» EXERCISE INPUT:
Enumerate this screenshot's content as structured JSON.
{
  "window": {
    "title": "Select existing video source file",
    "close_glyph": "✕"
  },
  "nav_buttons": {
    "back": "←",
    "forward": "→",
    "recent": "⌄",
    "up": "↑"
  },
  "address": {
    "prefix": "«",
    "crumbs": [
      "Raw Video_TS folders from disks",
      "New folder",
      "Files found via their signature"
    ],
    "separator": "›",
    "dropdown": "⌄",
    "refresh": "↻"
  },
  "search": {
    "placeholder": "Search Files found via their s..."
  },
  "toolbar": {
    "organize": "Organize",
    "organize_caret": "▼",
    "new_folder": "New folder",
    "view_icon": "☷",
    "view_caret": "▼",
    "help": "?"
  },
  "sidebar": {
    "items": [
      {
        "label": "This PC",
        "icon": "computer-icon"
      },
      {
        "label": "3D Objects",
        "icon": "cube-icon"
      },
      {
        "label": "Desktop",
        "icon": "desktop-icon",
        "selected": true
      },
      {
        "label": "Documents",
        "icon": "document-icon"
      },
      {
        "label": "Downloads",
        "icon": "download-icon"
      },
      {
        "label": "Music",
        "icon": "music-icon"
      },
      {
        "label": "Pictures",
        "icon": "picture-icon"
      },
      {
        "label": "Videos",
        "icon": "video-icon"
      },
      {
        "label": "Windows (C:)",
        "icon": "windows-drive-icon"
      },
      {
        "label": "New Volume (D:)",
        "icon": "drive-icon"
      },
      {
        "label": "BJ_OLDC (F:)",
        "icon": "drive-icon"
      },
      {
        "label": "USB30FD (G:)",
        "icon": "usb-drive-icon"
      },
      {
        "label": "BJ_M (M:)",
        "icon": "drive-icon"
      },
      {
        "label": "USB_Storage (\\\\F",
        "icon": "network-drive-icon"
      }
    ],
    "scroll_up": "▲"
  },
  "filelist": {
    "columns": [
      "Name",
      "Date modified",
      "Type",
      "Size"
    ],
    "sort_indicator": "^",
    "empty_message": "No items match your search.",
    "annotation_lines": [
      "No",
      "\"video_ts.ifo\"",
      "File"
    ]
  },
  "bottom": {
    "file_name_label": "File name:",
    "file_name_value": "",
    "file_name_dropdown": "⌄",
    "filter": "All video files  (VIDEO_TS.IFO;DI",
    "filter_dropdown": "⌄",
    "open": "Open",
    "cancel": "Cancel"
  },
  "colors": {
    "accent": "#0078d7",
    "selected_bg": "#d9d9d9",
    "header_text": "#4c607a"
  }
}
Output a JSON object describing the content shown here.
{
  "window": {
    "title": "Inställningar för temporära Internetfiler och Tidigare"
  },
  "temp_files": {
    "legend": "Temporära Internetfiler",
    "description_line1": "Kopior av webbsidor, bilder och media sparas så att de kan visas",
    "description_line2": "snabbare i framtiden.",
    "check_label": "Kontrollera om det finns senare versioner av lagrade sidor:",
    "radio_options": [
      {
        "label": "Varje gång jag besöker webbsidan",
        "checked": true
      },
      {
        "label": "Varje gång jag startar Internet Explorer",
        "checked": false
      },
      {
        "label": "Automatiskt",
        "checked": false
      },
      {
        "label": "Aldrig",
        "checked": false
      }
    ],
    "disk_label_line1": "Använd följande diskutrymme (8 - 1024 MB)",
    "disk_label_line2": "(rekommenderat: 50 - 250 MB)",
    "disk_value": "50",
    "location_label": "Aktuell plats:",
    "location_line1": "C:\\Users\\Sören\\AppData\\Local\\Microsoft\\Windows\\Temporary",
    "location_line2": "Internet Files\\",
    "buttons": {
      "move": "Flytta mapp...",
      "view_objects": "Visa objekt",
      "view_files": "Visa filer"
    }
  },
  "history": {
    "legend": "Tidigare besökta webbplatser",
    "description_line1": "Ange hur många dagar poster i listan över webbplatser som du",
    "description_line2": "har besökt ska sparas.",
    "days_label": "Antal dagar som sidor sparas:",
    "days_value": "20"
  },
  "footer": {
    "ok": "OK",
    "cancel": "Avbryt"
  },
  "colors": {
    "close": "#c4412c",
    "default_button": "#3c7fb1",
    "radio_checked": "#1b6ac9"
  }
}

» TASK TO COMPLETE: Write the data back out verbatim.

» RESPONSE FOR THIS EXERCISE:
Enumerate this screenshot's content as structured JSON.
{
  "window": {
    "title": "Select existing video source file",
    "close_glyph": "✕"
  },
  "nav_buttons": {
    "back": "←",
    "forward": "→",
    "recent": "⌄",
    "up": "↑"
  },
  "address": {
    "prefix": "«",
    "crumbs": [
      "Raw Video_TS folders from disks",
      "New folder",
      "Files found via their signature"
    ],
    "separator": "›",
    "dropdown": "⌄",
    "refresh": "↻"
  },
  "search": {
    "placeholder": "Search Files found via their s..."
  },
  "toolbar": {
    "organize": "Organize",
    "organize_caret": "▼",
    "new_folder": "New folder",
    "view_icon": "☷",
    "view_caret": "▼",
    "help": "?"
  },
  "sidebar": {
    "items": [
      {
        "label": "This PC",
        "icon": "computer-icon"
      },
      {
        "label": "3D Objects",
        "icon": "cube-icon"
      },
      {
        "label": "Desktop",
        "icon": "desktop-icon",
        "selected": true
      },
      {
        "label": "Documents",
        "icon": "document-icon"
      },
      {
        "label": "Downloads",
        "icon": "download-icon"
      },
      {
        "label": "Music",
        "icon": "music-icon"
      },
      {
        "label": "Pictures",
        "icon": "picture-icon"
      },
      {
        "label": "Videos",
        "icon": "video-icon"
      },
      {
        "label": "Windows (C:)",
        "icon": "windows-drive-icon"
      },
      {
        "label": "New Volume (D:)",
        "icon": "drive-icon"
      },
      {
        "label": "BJ_OLDC (F:)",
        "icon": "drive-icon"
      },
      {
        "label": "USB30FD (G:)",
        "icon": "usb-drive-icon"
      },
      {
        "label": "BJ_M (M:)",
        "icon": "drive-icon"
      },
      {
        "label": "USB_Storage (\\\\F",
        "icon": "network-drive-icon"
      }
    ],
    "scroll_up": "▲"
  },
  "filelist": {
    "columns": [
      "Name",
      "Date modified",
      "Type",
      "Size"
    ],
    "sort_indicator": "^",
    "empty_message": "No items match your search.",
    "annotation_lines": [
      "No",
      "\"video_ts.ifo\"",
      "File"
    ]
  },
  "bottom": {
    "file_name_label": "File name:",
    "file_name_value": "",
    "file_name_dropdown": "⌄",
    "filter": "All video files  (VIDEO_TS.IFO;DI",
    "filter_dropdown": "⌄",
    "open": "Open",
    "cancel": "Cancel"
  },
  "colors": {
    "accent": "#0078d7",
    "selected_bg": "#d9d9d9",
    "header_text": "#4c607a"
  }
}
Output a JSON object describing the content shown here.
{
  "window": {
    "title": "Inställningar för temporära Internetfiler och Tidigare"
  },
  "temp_files": {
    "legend": "Temporära Internetfiler",
    "description_line1": "Kopior av webbsidor, bilder och media sparas så att de kan visas",
    "description_line2": "snabbare i framtiden.",
    "check_label": "Kontrollera om det finns senare versioner av lagrade sidor:",
    "radio_options": [
      {
        "label": "Varje gång jag besöker webbsidan",
        "checked": true
      },
      {
        "label": "Varje gång jag startar Internet Explorer",
        "checked": false
      },
      {
        "label": "Automatiskt",
        "checked": false
      },
      {
        "label": "Aldrig",
        "checked": false
      }
    ],
    "disk_label_line1": "Använd följande diskutrymme (8 - 1024 MB)",
    "disk_label_line2": "(rekommenderat: 50 - 250 MB)",
    "disk_value": "50",
    "location_label": "Aktuell plats:",
    "location_line1": "C:\\Users\\Sören\\AppData\\Local\\Microsoft\\Windows\\Temporary",
    "location_line2": "Internet Files\\",
    "buttons": {
      "move": "Flytta mapp...",
      "view_objects": "Visa objekt",
      "view_files": "Visa filer"
    }
  },
  "history": {
    "legend": "Tidigare besökta webbplatser",
    "description_line1": "Ange hur många dagar poster i listan över webbplatser som du",
    "description_line2": "har besökt ska sparas.",
    "days_label": "Antal dagar som sidor sparas:",
    "days_value": "20"
  },
  "footer": {
    "ok": "OK",
    "cancel": "Avbryt"
  },
  "colors": {
    "close": "#c4412c",
    "default_button": "#3c7fb1",
    "radio_checked": "#1b6ac9"
  }
}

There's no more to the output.